- Task
Repeat every record below exactly, omitting any pictures.

Exercise data START

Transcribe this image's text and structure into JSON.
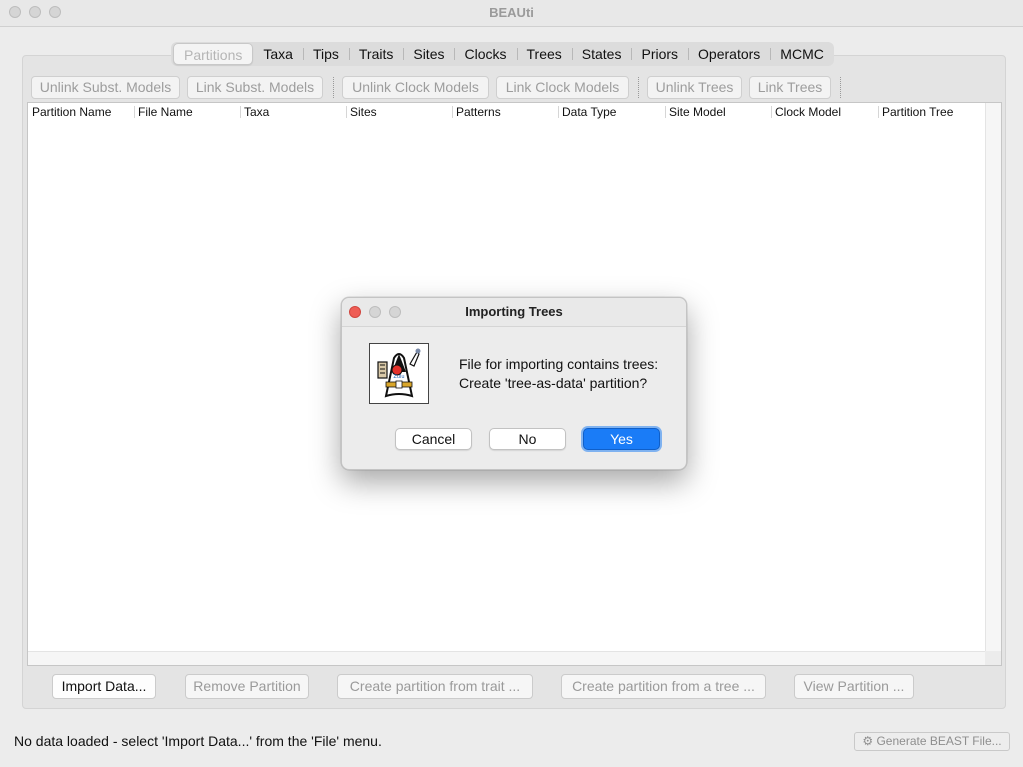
{
  "window": {
    "title": "BEAUti"
  },
  "tabs": [
    "Partitions",
    "Taxa",
    "Tips",
    "Traits",
    "Sites",
    "Clocks",
    "Trees",
    "States",
    "Priors",
    "Operators",
    "MCMC"
  ],
  "selected_tab": "Partitions",
  "toolbar": {
    "unlink_subst": "Unlink Subst. Models",
    "link_subst": "Link Subst. Models",
    "unlink_clock": "Unlink Clock Models",
    "link_clock": "Link Clock Models",
    "unlink_trees": "Unlink Trees",
    "link_trees": "Link Trees"
  },
  "table": {
    "columns": [
      "Partition Name",
      "File Name",
      "Taxa",
      "Sites",
      "Patterns",
      "Data Type",
      "Site Model",
      "Clock Model",
      "Partition Tree"
    ],
    "rows": []
  },
  "bottom_buttons": {
    "import_data": "Import Data...",
    "remove_partition": "Remove Partition",
    "create_from_trait": "Create partition from trait ...",
    "create_from_tree": "Create partition from a tree ...",
    "view_partition": "View Partition ..."
  },
  "status": {
    "message": "No data loaded - select 'Import Data...' from the 'File' menu.",
    "generate_label": "Generate BEAST File..."
  },
  "dialog": {
    "title": "Importing Trees",
    "message_line1": "File for importing contains trees:",
    "message_line2": "Create 'tree-as-data' partition?",
    "cancel": "Cancel",
    "no": "No",
    "yes": "Yes",
    "icon": "java-duke-icon"
  },
  "colors": {
    "accent": "#1a7cf7",
    "close_red": "#ee5d55"
  }
}
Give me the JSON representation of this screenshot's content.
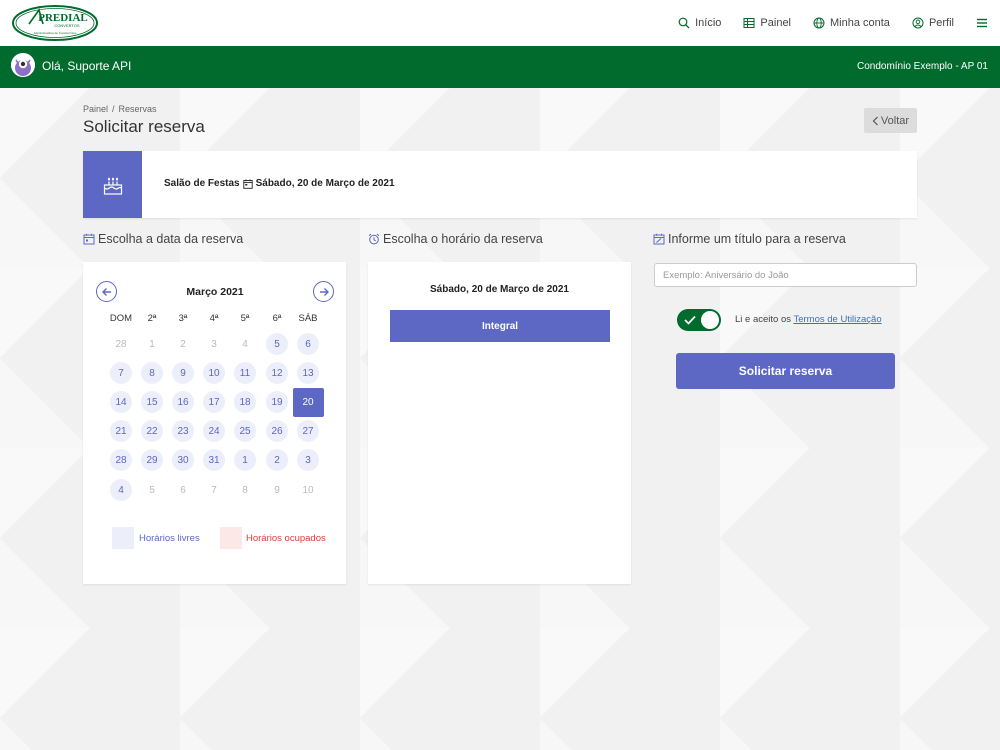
{
  "logo": {
    "brand": "PREDIAL",
    "sub": "CONVERTOS",
    "tagline": "Administradora de Condomínios"
  },
  "nav": {
    "items": [
      {
        "label": "Início",
        "icon": "search-icon"
      },
      {
        "label": "Painel",
        "icon": "table-icon"
      },
      {
        "label": "Minha conta",
        "icon": "globe-icon"
      },
      {
        "label": "Perfil",
        "icon": "user-circle-icon"
      }
    ],
    "menu_icon": "hamburger-icon"
  },
  "header": {
    "greeting": "Olá, Suporte API",
    "condo": "Condomínio Exemplo - AP 01"
  },
  "breadcrumb": [
    "Painel",
    "Reservas"
  ],
  "page_title": "Solicitar reserva",
  "back_label": "Voltar",
  "summary": {
    "place": "Salão de Festas",
    "date": "Sábado, 20 de Março de 2021"
  },
  "sections": {
    "date": "Escolha a data da reserva",
    "time": "Escolha o horário da reserva",
    "title": "Informe um título para a reserva"
  },
  "calendar": {
    "month": "Março 2021",
    "weekdays": [
      "DOM",
      "2ª",
      "3ª",
      "4ª",
      "5ª",
      "6ª",
      "SÁB"
    ],
    "weeks": [
      [
        {
          "d": "28",
          "s": "muted"
        },
        {
          "d": "1",
          "s": "muted"
        },
        {
          "d": "2",
          "s": "muted"
        },
        {
          "d": "3",
          "s": "muted"
        },
        {
          "d": "4",
          "s": "muted"
        },
        {
          "d": "5",
          "s": "free"
        },
        {
          "d": "6",
          "s": "free"
        }
      ],
      [
        {
          "d": "7",
          "s": "free"
        },
        {
          "d": "8",
          "s": "free"
        },
        {
          "d": "9",
          "s": "free"
        },
        {
          "d": "10",
          "s": "free"
        },
        {
          "d": "11",
          "s": "free"
        },
        {
          "d": "12",
          "s": "free"
        },
        {
          "d": "13",
          "s": "free"
        }
      ],
      [
        {
          "d": "14",
          "s": "free"
        },
        {
          "d": "15",
          "s": "free"
        },
        {
          "d": "16",
          "s": "free"
        },
        {
          "d": "17",
          "s": "free"
        },
        {
          "d": "18",
          "s": "free"
        },
        {
          "d": "19",
          "s": "free"
        },
        {
          "d": "20",
          "s": "selected"
        }
      ],
      [
        {
          "d": "21",
          "s": "free"
        },
        {
          "d": "22",
          "s": "free"
        },
        {
          "d": "23",
          "s": "free"
        },
        {
          "d": "24",
          "s": "free"
        },
        {
          "d": "25",
          "s": "free"
        },
        {
          "d": "26",
          "s": "free"
        },
        {
          "d": "27",
          "s": "free"
        }
      ],
      [
        {
          "d": "28",
          "s": "free"
        },
        {
          "d": "29",
          "s": "free"
        },
        {
          "d": "30",
          "s": "free"
        },
        {
          "d": "31",
          "s": "free"
        },
        {
          "d": "1",
          "s": "free"
        },
        {
          "d": "2",
          "s": "free"
        },
        {
          "d": "3",
          "s": "free"
        }
      ],
      [
        {
          "d": "4",
          "s": "free"
        },
        {
          "d": "5",
          "s": "muted"
        },
        {
          "d": "6",
          "s": "muted"
        },
        {
          "d": "7",
          "s": "muted"
        },
        {
          "d": "8",
          "s": "muted"
        },
        {
          "d": "9",
          "s": "muted"
        },
        {
          "d": "10",
          "s": "muted"
        }
      ]
    ],
    "legend": {
      "free": "Horários livres",
      "busy": "Horários ocupados"
    }
  },
  "time": {
    "date": "Sábado, 20 de Março de 2021",
    "slot": "Integral"
  },
  "form": {
    "placeholder": "Exemplo: Aniversário do João",
    "terms_prefix": "Li e aceito os",
    "terms_link": "Termos de Utilização",
    "submit": "Solicitar reserva",
    "accepted": true
  },
  "colors": {
    "brand_green": "#006b2c",
    "accent": "#5c68c4",
    "free_bg": "#eceefa",
    "busy_bg": "#fde8e8",
    "busy_text": "#e53935"
  }
}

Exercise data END

- Worked solution
Transcribe this image's text and structure into JSON.
{
  "window": {
    "title": "BEAUti"
  },
  "tabs": [
    "Partitions",
    "Taxa",
    "Tips",
    "Traits",
    "Sites",
    "Clocks",
    "Trees",
    "States",
    "Priors",
    "Operators",
    "MCMC"
  ],
  "selected_tab": "Partitions",
  "toolbar": {
    "unlink_subst": "Unlink Subst. Models",
    "link_subst": "Link Subst. Models",
    "unlink_clock": "Unlink Clock Models",
    "link_clock": "Link Clock Models",
    "unlink_trees": "Unlink Trees",
    "link_trees": "Link Trees"
  },
  "table": {
    "columns": [
      "Partition Name",
      "File Name",
      "Taxa",
      "Sites",
      "Patterns",
      "Data Type",
      "Site Model",
      "Clock Model",
      "Partition Tree"
    ],
    "rows": []
  },
  "bottom_buttons": {
    "import_data": "Import Data...",
    "remove_partition": "Remove Partition",
    "create_from_trait": "Create partition from trait ...",
    "create_from_tree": "Create partition from a tree ...",
    "view_partition": "View Partition ..."
  },
  "status": {
    "message": "No data loaded - select 'Import Data...' from the 'File' menu.",
    "generate_label": "Generate BEAST File..."
  },
  "dialog": {
    "title": "Importing Trees",
    "message_line1": "File for importing contains trees:",
    "message_line2": "Create 'tree-as-data' partition?",
    "cancel": "Cancel",
    "no": "No",
    "yes": "Yes",
    "icon": "java-duke-icon"
  },
  "colors": {
    "accent": "#1a7cf7",
    "close_red": "#ee5d55"
  }
}
Give me the JSON representation of this screenshot's content.
{
  "logo": {
    "brand": "PREDIAL",
    "sub": "CONVERTOS",
    "tagline": "Administradora de Condomínios"
  },
  "nav": {
    "items": [
      {
        "label": "Início",
        "icon": "search-icon"
      },
      {
        "label": "Painel",
        "icon": "table-icon"
      },
      {
        "label": "Minha conta",
        "icon": "globe-icon"
      },
      {
        "label": "Perfil",
        "icon": "user-circle-icon"
      }
    ],
    "menu_icon": "hamburger-icon"
  },
  "header": {
    "greeting": "Olá, Suporte API",
    "condo": "Condomínio Exemplo - AP 01"
  },
  "breadcrumb": [
    "Painel",
    "Reservas"
  ],
  "page_title": "Solicitar reserva",
  "back_label": "Voltar",
  "summary": {
    "place": "Salão de Festas",
    "date": "Sábado, 20 de Março de 2021"
  },
  "sections": {
    "date": "Escolha a data da reserva",
    "time": "Escolha o horário da reserva",
    "title": "Informe um título para a reserva"
  },
  "calendar": {
    "month": "Março 2021",
    "weekdays": [
      "DOM",
      "2ª",
      "3ª",
      "4ª",
      "5ª",
      "6ª",
      "SÁB"
    ],
    "weeks": [
      [
        {
          "d": "28",
          "s": "muted"
        },
        {
          "d": "1",
          "s": "muted"
        },
        {
          "d": "2",
          "s": "muted"
        },
        {
          "d": "3",
          "s": "muted"
        },
        {
          "d": "4",
          "s": "muted"
        },
        {
          "d": "5",
          "s": "free"
        },
        {
          "d": "6",
          "s": "free"
        }
      ],
      [
        {
          "d": "7",
          "s": "free"
        },
        {
          "d": "8",
          "s": "free"
        },
        {
          "d": "9",
          "s": "free"
        },
        {
          "d": "10",
          "s": "free"
        },
        {
          "d": "11",
          "s": "free"
        },
        {
          "d": "12",
          "s": "free"
        },
        {
          "d": "13",
          "s": "free"
        }
      ],
      [
        {
          "d": "14",
          "s": "free"
        },
        {
          "d": "15",
          "s": "free"
        },
        {
          "d": "16",
          "s": "free"
        },
        {
          "d": "17",
          "s": "free"
        },
        {
          "d": "18",
          "s": "free"
        },
        {
          "d": "19",
          "s": "free"
        },
        {
          "d": "20",
          "s": "selected"
        }
      ],
      [
        {
          "d": "21",
          "s": "free"
        },
        {
          "d": "22",
          "s": "free"
        },
        {
          "d": "23",
          "s": "free"
        },
        {
          "d": "24",
          "s": "free"
        },
        {
          "d": "25",
          "s": "free"
        },
        {
          "d": "26",
          "s": "free"
        },
        {
          "d": "27",
          "s": "free"
        }
      ],
      [
        {
          "d": "28",
          "s": "free"
        },
        {
          "d": "29",
          "s": "free"
        },
        {
          "d": "30",
          "s": "free"
        },
        {
          "d": "31",
          "s": "free"
        },
        {
          "d": "1",
          "s": "free"
        },
        {
          "d": "2",
          "s": "free"
        },
        {
          "d": "3",
          "s": "free"
        }
      ],
      [
        {
          "d": "4",
          "s": "free"
        },
        {
          "d": "5",
          "s": "muted"
        },
        {
          "d": "6",
          "s": "muted"
        },
        {
          "d": "7",
          "s": "muted"
        },
        {
          "d": "8",
          "s": "muted"
        },
        {
          "d": "9",
          "s": "muted"
        },
        {
          "d": "10",
          "s": "muted"
        }
      ]
    ],
    "legend": {
      "free": "Horários livres",
      "busy": "Horários ocupados"
    }
  },
  "time": {
    "date": "Sábado, 20 de Março de 2021",
    "slot": "Integral"
  },
  "form": {
    "placeholder": "Exemplo: Aniversário do João",
    "terms_prefix": "Li e aceito os",
    "terms_link": "Termos de Utilização",
    "submit": "Solicitar reserva",
    "accepted": true
  },
  "colors": {
    "brand_green": "#006b2c",
    "accent": "#5c68c4",
    "free_bg": "#eceefa",
    "busy_bg": "#fde8e8",
    "busy_text": "#e53935"
  }
}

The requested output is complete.